At the risk of dating myself, Three Merry Widows was one of the St. Louis bands in that city’s burgeoning original, live music scene in the late 80’s and early 90’s that led to numerous local acts getting major label contrasts. No doubt, the rise of Uncle Tupelo, and eventually Wilco and Son Volt, led to on-going major label A&R interest that led to the signing of bands like The Urge, Pale Divine (The Eyes), and others. The Widows, who’s live shows centered around Alice Spencer’s larger than life vocal presence, and the band’s intricate jam band vibe, signed to TVT Records and recorded this debut in at Ardent Studios in Memphis before hitting the road and opening shows for a wide array of artists, from Nirvana and Soul Asylum to Trip Shakespeare and The Connells. TVT wasn’t interested in recording the demos that the band produced for their follow-up, and eventually the band broke up, most of the players producing music in new settings.

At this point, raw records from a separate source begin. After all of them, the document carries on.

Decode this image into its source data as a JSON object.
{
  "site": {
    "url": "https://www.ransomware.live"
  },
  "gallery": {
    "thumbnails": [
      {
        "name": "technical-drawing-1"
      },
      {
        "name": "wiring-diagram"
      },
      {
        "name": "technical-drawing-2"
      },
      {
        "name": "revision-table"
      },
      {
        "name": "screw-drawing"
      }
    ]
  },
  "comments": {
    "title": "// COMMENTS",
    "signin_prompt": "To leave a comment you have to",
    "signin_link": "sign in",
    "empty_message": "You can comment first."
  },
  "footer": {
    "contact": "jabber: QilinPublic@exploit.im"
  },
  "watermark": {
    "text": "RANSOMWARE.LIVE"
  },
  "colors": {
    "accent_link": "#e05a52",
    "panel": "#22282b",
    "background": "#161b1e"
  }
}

In 2019, the original band regrouped to record that second album they never got to release, I Was The Moon, playing a live reunion show that was recorded for a concert album, Live at Delmar Hall. Then to honor the 30th anniversary of their debut, the band has remastered the original recordings to meet contemporary standards, and re-issued their album for modern listening tastes. Since I had the original on cassette, it’s been a long time since I’ve heard this music, so in many ways the 2021 re-issue has felt like a visit from an old, fond friend that I’d lost contact with for a few decades.
But, these songs still stand up. Three Merry Widows sound was unique on the alternative rock scene in its heyday, thanks to the soaring vocal presence of Spencer, but recent listens to Which Dreamed It? have reminded me of the smart, guitar interplay of Sean Garcia and Brian Simpson, and the rock solid rhythm section of Charles Shipman and the band’s deceased original drummer, Matt Albert. While bluesier songs suggested the 60’s power of Janis fronting Big Brother & The Holding Company, while more Celtic folk songs like “Relevance,” which benefits from guest violinist Peter Hryka, hint at influences like the Fairport Convention. The result overall is a joyful blend of jam band flourishes with a mix of R.E.M.’s more acoustic modern pop, all with Alice Spencer’s heartfelt vocals to round things out. This record feels like a blast too good to remain in the past.
Key Tracks: “The Other Side” / “Black Halo” / “Rejected”
Artists With Similar Fire: Grateful Dead / R.E.M. / Edie Brickell & The New Bohemians
Three Merry Widows Review History: I Was The Moon (2019)